Here’s my latest attempt at showing some of this information, which I developed for an NHS England briefing today, using information from the Hurricane Sandy report “A stronger, more resilient New York.


Nodes of different ‘city networks’ are shown in thematic colours (Gas, Electricity, Fuel, Water, Telecommunications and Wastewater). Please note that this is an illustration not a schematic of each network. The connections within networks are shown with black lines, and where there is an interdependency with another network it’s shown in red.

I’m now working on a way of using this alongside the previously developed ripple diagrams to better articulate interdependencies, ideally in an interactive way. If you have any thoughts on how this could best be achieved, drop a comment in the box below, or get in touch directly via Contact Us.

Complexity & Interdependency

Complexity & Interdependency

Reading Time: 2 minutes


I’m currently working on a project investigating Infrastructure Ecology, although that’s not how I describe it at work for fear of alienating the audience! It’s a fascinating area of enquiry, which the diagram above only partially articulates and I’d need more than one blog post to do it justice. So I thought I’d start with why I think it’s fascinating.

When we flick on a light switch, twist a tap or pick up our phone we expect those services to work. We’ve come to rely on them, and largely that doesn’t cause us any issues – the lights come on, water comes of ouf the tap and we hear a dial tone. However, incidents (Gloucestershire flooding 2007 and Hurricane Sandy 2012 to name just two examples) and exercises that I have either participated in or facilitated consistently reveal that these systems are far from 100% reliable.

Too often we treat things in silos, but increasingly we need to consider how the different systems that we have developed and have evolved alongside over many years interact and depend on each other.

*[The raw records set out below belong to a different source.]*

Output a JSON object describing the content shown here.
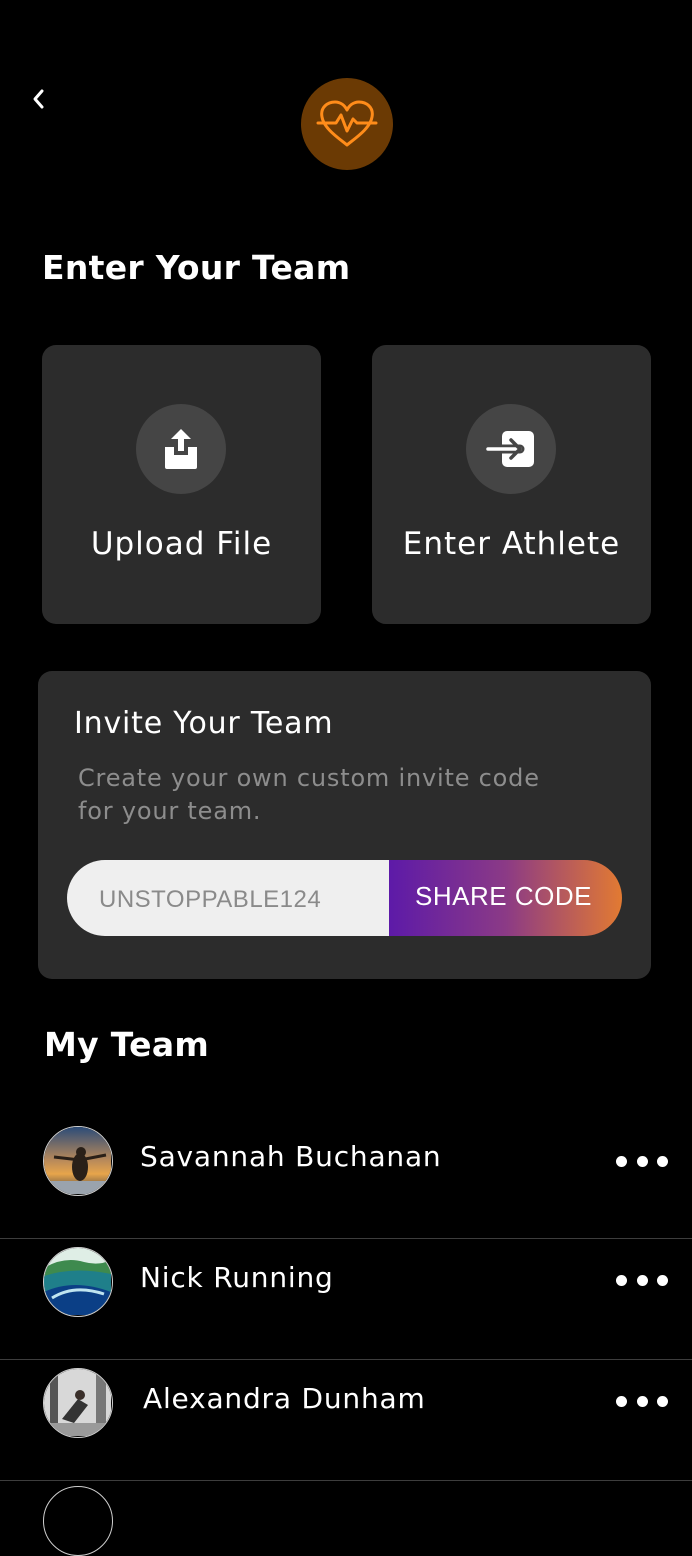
{
  "header": {
    "back_icon": "chevron-left-icon",
    "logo_icon": "heart-pulse-icon",
    "logo_color": "#ff8c1a",
    "logo_bg": "#6b3a04"
  },
  "enter_team": {
    "title": "Enter Your Team",
    "upload": {
      "label": "Upload File",
      "icon": "upload-tray-icon"
    },
    "athlete": {
      "label": "Enter Athlete",
      "icon": "enter-arrow-icon"
    }
  },
  "invite": {
    "title": "Invite Your Team",
    "description": "Create your own custom invite code for your team.",
    "code_value": "UNSTOPPABLE124",
    "share_label": "SHARE CODE",
    "gradient": [
      "#5d1aa8",
      "#e27a32"
    ]
  },
  "my_team": {
    "title": "My Team",
    "members": [
      {
        "name": "Savannah Buchanan",
        "avatar": "sunset-photo"
      },
      {
        "name": "Nick Running",
        "avatar": "wave-photo"
      },
      {
        "name": "Alexandra Dunham",
        "avatar": "gym-photo"
      }
    ]
  }
}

In a previous role, I facilitated a business continuity exercise for a large teaching hospital. The scenario was pretty basic, but it revealed that all but 4 of the wards in the hospital had planned to use the same fallback space – in the worst case this meant cramming over 200 patients into a 30 bed ward. We find it difficult to think outside of our sphere; I’m not sure of the reasons why, but we need to recognise that it happens and develop a methodology which forces us to think more holistically.

Interdisciplinary approaches are the way forward. Involving a wider range of people and organisations is risky – and makes camels a more likely outcome – but it’s the only solution to get us out of our silos.

Previous attempts to ‘educate’ professionals about these business continuity challenges concentrated on presentations, and as the same lessons are still coming us, I think we can be confident that levels of awareness have remained largely static. My approach has been to redefine the problem (that non-experts don’t understand interdependencies and complexities of systems) and to look for other world solutions (which is where the ‘ecology’ in Infrastructure Ecology comes in).

Experts in biodiversity have known for a considerable length of time that the key to understanding the key to successful interventions is understanding the underpinning relationships between predator-prey-environment. It’s something that I vaguely remembered learning at school, and without much thought it was clear that it was a model which had applications in helping understand the infrastructure problems encountered.

Last week I ran two workshops at City Hall, with representation from a wide variety of sectors organisations and interests to harvest their experience and knowledge. This will be synthesised to produce a model of an urban area which ‘understands’ how the different systems are related and therefore what the consequences of interruption to one will be on other systems.

I’m now in the process of translating the data we collected into something meaningful. I have some grand aspirations for the project, and alternative between getting carried away and reigning myself in to concentrate on the practical! I’ll keep you posted!

Image Source: NARUC